YOUR TASK: Print out the entries exactly, and include each one.

(Data excerpts)

== Segment start ==

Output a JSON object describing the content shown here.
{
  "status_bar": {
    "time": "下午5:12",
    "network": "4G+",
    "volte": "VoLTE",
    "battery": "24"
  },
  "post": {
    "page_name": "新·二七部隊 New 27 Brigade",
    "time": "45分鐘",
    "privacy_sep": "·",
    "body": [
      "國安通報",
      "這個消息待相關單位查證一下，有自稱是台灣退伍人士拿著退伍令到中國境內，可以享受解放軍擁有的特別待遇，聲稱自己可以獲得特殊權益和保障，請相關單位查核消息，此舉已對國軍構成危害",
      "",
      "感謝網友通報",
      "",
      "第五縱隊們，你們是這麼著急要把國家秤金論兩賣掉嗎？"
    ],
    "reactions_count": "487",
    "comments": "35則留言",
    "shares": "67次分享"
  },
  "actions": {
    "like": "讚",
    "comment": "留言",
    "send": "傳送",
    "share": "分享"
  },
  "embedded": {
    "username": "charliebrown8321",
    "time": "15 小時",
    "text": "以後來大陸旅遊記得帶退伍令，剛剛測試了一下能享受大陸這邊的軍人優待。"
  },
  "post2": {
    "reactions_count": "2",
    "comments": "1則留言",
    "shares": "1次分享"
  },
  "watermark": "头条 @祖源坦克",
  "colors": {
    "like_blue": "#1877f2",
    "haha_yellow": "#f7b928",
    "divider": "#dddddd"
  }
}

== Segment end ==

SOLUTION:
Output a JSON object describing the content shown here.
{
  "status_bar": {
    "time": "下午5:12",
    "network": "4G+",
    "volte": "VoLTE",
    "battery": "24"
  },
  "post": {
    "page_name": "新·二七部隊 New 27 Brigade",
    "time": "45分鐘",
    "privacy_sep": "·",
    "body": [
      "國安通報",
      "這個消息待相關單位查證一下，有自稱是台灣退伍人士拿著退伍令到中國境內，可以享受解放軍擁有的特別待遇，聲稱自己可以獲得特殊權益和保障，請相關單位查核消息，此舉已對國軍構成危害",
      "",
      "感謝網友通報",
      "",
      "第五縱隊們，你們是這麼著急要把國家秤金論兩賣掉嗎？"
    ],
    "reactions_count": "487",
    "comments": "35則留言",
    "shares": "67次分享"
  },
  "actions": {
    "like": "讚",
    "comment": "留言",
    "send": "傳送",
    "share": "分享"
  },
  "embedded": {
    "username": "charliebrown8321",
    "time": "15 小時",
    "text": "以後來大陸旅遊記得帶退伍令，剛剛測試了一下能享受大陸這邊的軍人優待。"
  },
  "post2": {
    "reactions_count": "2",
    "comments": "1則留言",
    "shares": "1次分享"
  },
  "watermark": "头条 @祖源坦克",
  "colors": {
    "like_blue": "#1877f2",
    "haha_yellow": "#f7b928",
    "divider": "#dddddd"
  }
}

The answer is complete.